World AIDS Day is Thursday, and local students want to raise awareness.
“AIDS doesn’t get much attention,” said Conor Butler, 17. “We still need to spread awareness so people can’t sweep it under the rug. There are still people who have this horrible disease.”
The auto-immune disease, often saddled with stigma and misconceptions, can be hard to talk about.
“What publicity it does get is usually really negative,” said Gabrielle St. Clair, 16.
St. Clair and Butler are the informal leadership of Jackson Hole High School’s Gay Straight Alliance.
The alliance is partnering with Teton County Public Health and Jackson Parents, Families and Friends of Lesbians and Gays, or PFLAG, to sponsor a free program in Jackson Hole High School’s library. The program will include a showing of the film “A Closer Walk” at 6:30 p.m.
Before the movie begins, community members are invited to gather at 6 p.m. to demonstrate concern about HIV and AIDS and remind others of the continuing need for their support and commitment.
“A Closer Walk” depicts the realities of global AIDS. It was conceived by the late Dr. Jonathan Mann, considered by many to be one of the most important figures in the 20th-century fight against global social injustices and a key player in the international response to AIDS.
Mann has a local connection as the brother of Jackson resident Carol Mann.

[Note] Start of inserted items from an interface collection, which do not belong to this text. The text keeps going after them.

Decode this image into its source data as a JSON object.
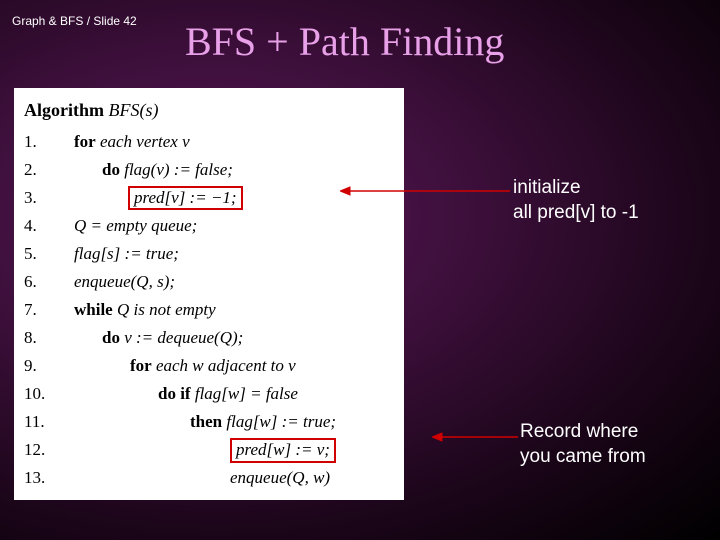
{
  "header": "Graph & BFS / Slide 42",
  "title": "BFS + Path Finding",
  "algorithm": {
    "name_label": "Algorithm",
    "name": "BFS(s)",
    "lines": {
      "l1": {
        "n": "1.",
        "kw": "for",
        "rest": " each vertex v"
      },
      "l2": {
        "n": "2.",
        "kw": "do",
        "rest": " flag(v) := false;"
      },
      "l3": {
        "n": "3.",
        "rest": "pred[v] := −1;"
      },
      "l4": {
        "n": "4.",
        "rest": "Q = empty queue;"
      },
      "l5": {
        "n": "5.",
        "rest": "flag[s] := true;"
      },
      "l6": {
        "n": "6.",
        "rest": "enqueue(Q, s);"
      },
      "l7": {
        "n": "7.",
        "kw": "while",
        "rest": " Q is not empty"
      },
      "l8": {
        "n": "8.",
        "kw": "do",
        "rest": " v := dequeue(Q);"
      },
      "l9": {
        "n": "9.",
        "kw": "for",
        "rest": " each w adjacent to v"
      },
      "l10": {
        "n": "10.",
        "kw": "do if",
        "rest": " flag[w] = false"
      },
      "l11": {
        "n": "11.",
        "kw": "then",
        "rest": " flag[w] := true;"
      },
      "l12": {
        "n": "12.",
        "rest": "pred[w] := v;"
      },
      "l13": {
        "n": "13.",
        "rest": "enqueue(Q, w)"
      }
    }
  },
  "annotations": {
    "a1_line1": "initialize",
    "a1_line2": "all pred[v] to -1",
    "a2_line1": "Record where",
    "a2_line2": "you came from"
  },
  "chart_data": {
    "type": "table",
    "title": "BFS + Path Finding pseudocode",
    "rows": [
      [
        "1",
        "for each vertex v"
      ],
      [
        "2",
        "do flag(v) := false;"
      ],
      [
        "3",
        "pred[v] := -1;"
      ],
      [
        "4",
        "Q = empty queue;"
      ],
      [
        "5",
        "flag[s] := true;"
      ],
      [
        "6",
        "enqueue(Q, s);"
      ],
      [
        "7",
        "while Q is not empty"
      ],
      [
        "8",
        "do v := dequeue(Q);"
      ],
      [
        "9",
        "for each w adjacent to v"
      ],
      [
        "10",
        "do if flag[w] = false"
      ],
      [
        "11",
        "then flag[w] := true;"
      ],
      [
        "12",
        "pred[w] := v;"
      ],
      [
        "13",
        "enqueue(Q, w)"
      ]
    ]
  }
}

“My brother Jonathan considered health a human right,” Mann said in a press release. “He tirelessly and passionately worked to educate world leaders that the resolution of the global AIDS pandemic must include both scientific research and a human rights perspective. When people asked why he though he could change the world, he would answer, ‘If we don’t try, will it ever change?’”
“A Closer Walk” was directed by Academy Award nominee Robert Bilheimer.
According to Bilheimer, “The whole point was to level the playing field in terms of what we all, as a human family, understand about AIDS. Making a film that would somehow engage people around the world on this issue was obviously a challenge on the creative side.”
The students hope audience members leave the film screening with awareness and kindness.
“We hope it gives them an educational view so that they don’t just ignore it, but face it,” St. Clair said.
Butler advocated looking at the disease from a human angle.
“It would be great if people were more aware of AIDS as a continuing problem and a problem that real humans with real feelings face,” he said.
The alliance’s mission includes addressing homophobia — which students stay still exists, even in relatively liberal Jackson Hole.
“We’re a lot better than the rest of Wyoming,” Butler said. “But there’s still stigma and discrimination.”
St. Clair agreed.
“There’s not a lot, but there’s a little,” she said.
Mark Houser, the coordinator of PFLAG in Jackson and an advocate for LGBTQ safety issues for more than 20 years around the country, said he has also noticed remnants of discrimination. Almost 300 Wyomingites live with HIV or AIDS.
“There’s still stigma in portions of the community around LGBTQ issues,” Houser said. “This is one way students can feel like they have an impact on the adult community in Jackson.”
Free and confidential testing and counseling for HIV are available through Teton County Public Health.
“Our hope is that this evening will raise our community awareness about HIV and AIDS,” Houser said. “In the early years of the AIDS epidemic, many perceived HIV and AIDS to be a ‘gay disease.’ Now it is apparent that the virus can be transmitted in many ways and among diverse populations.”
Houser sees progress.
“I see Jackson, and Wyoming, becoming more aware and more accepting,” he said. “We now have a high school with an active Gay Straight Alliance. Students feel embraced here.”
Journeys School will also have a LGBTQ+ Community Pride Party on Friday to celebrate similar goals as part of the eighth-grade capstone projects.